Exercise aim -
Examine the material below. Gather every line in which the string "ПОКАЗАТЕЛИ" appears.

Records to process -
┄┄┄┄┄┄┄┄┄┄

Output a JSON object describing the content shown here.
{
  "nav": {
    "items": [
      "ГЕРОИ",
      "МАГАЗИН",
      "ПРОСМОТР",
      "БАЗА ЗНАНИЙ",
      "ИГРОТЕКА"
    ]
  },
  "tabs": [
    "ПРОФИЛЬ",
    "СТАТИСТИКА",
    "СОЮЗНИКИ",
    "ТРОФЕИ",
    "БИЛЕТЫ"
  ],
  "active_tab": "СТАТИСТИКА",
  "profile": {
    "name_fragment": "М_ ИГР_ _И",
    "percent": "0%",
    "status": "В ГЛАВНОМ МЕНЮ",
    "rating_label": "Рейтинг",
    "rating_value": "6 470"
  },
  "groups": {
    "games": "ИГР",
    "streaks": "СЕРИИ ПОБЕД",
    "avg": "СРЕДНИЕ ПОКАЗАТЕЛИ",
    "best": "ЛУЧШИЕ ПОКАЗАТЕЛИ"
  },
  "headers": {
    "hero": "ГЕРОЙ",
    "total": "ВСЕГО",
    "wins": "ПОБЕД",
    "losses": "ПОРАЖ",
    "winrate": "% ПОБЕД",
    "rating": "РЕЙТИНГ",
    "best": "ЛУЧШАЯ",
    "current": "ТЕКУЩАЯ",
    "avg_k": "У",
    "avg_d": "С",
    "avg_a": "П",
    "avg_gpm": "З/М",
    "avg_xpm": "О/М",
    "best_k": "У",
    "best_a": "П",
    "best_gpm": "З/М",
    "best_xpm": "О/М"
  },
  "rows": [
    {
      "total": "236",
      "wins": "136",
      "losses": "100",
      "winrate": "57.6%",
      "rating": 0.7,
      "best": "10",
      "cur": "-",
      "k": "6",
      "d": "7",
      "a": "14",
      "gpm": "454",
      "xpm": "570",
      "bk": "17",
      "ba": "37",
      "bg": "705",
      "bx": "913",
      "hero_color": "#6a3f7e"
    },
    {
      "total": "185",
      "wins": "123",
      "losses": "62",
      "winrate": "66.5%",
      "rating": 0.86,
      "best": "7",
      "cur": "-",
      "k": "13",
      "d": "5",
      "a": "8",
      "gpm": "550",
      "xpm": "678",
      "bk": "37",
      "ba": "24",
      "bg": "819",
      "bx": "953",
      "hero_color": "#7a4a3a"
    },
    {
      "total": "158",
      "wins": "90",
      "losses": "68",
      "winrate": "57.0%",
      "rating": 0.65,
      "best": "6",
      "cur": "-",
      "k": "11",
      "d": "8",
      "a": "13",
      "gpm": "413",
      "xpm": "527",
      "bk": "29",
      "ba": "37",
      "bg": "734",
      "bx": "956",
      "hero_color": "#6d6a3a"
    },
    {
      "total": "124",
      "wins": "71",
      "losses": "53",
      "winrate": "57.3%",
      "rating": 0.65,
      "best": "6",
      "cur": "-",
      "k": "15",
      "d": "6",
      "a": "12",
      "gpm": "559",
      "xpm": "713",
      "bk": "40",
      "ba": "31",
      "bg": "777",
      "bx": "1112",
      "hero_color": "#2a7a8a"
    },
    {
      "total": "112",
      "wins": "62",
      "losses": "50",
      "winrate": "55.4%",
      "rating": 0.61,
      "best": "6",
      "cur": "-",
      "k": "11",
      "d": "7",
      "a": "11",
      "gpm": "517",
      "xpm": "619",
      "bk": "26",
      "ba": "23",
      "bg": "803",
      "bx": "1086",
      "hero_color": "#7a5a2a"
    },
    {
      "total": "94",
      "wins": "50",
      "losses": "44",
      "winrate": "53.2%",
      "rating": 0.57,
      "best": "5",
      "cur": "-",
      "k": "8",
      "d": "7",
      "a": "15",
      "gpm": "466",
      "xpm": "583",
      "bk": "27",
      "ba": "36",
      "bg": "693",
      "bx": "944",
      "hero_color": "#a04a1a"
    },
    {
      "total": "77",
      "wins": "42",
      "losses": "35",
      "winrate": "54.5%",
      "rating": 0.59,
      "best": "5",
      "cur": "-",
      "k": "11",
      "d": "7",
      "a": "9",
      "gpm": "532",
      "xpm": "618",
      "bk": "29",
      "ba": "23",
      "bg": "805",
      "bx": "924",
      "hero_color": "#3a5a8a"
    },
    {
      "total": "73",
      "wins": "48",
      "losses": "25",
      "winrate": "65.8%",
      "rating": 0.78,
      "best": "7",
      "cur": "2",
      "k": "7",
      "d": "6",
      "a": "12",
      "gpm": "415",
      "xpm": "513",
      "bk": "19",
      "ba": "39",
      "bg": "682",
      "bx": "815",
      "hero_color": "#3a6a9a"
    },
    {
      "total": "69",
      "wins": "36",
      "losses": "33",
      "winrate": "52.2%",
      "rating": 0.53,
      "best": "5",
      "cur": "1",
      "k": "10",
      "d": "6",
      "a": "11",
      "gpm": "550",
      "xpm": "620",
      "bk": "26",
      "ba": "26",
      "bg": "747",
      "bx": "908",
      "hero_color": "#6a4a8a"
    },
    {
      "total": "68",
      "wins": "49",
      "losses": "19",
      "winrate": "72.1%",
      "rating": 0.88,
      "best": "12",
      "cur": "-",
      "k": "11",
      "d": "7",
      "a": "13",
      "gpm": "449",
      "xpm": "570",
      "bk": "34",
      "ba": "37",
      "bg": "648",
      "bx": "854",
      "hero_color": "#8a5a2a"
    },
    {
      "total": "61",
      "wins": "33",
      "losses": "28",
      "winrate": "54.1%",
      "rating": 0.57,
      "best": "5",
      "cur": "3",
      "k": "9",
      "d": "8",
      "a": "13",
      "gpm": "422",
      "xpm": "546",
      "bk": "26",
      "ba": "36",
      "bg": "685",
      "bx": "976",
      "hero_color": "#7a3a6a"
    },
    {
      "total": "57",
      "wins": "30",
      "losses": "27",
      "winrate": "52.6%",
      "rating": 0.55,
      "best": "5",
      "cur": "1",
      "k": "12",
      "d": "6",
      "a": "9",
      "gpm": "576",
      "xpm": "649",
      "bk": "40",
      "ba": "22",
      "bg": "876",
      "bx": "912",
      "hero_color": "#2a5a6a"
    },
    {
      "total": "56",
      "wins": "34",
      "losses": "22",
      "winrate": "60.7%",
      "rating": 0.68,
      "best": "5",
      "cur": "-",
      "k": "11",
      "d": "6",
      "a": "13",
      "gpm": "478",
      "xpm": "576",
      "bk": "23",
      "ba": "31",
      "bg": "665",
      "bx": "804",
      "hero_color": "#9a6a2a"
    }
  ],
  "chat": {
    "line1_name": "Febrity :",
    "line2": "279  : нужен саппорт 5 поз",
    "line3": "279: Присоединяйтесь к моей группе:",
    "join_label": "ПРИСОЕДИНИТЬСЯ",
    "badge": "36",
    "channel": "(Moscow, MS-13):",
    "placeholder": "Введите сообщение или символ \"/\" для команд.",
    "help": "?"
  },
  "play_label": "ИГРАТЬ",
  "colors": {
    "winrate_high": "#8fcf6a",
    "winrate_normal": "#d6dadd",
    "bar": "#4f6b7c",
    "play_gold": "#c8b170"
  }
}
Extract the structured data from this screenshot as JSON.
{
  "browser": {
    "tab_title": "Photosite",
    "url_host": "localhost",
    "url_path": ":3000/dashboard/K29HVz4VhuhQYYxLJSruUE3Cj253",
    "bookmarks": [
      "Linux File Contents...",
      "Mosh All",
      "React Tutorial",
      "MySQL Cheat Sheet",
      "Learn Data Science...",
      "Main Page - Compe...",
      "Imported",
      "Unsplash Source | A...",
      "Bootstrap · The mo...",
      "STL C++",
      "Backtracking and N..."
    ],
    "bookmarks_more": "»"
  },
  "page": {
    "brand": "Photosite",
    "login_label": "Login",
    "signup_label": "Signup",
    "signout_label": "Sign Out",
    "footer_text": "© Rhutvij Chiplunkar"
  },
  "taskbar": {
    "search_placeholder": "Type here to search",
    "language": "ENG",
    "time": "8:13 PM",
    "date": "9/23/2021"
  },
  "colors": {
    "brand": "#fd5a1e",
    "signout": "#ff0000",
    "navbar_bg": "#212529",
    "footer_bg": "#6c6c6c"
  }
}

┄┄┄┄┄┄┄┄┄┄

Answer to this exercise -
    "avg": "СРЕДНИЕ ПОКАЗАТЕЛИ",
    "best": "ЛУЧШИЕ ПОКАЗАТЕЛИ"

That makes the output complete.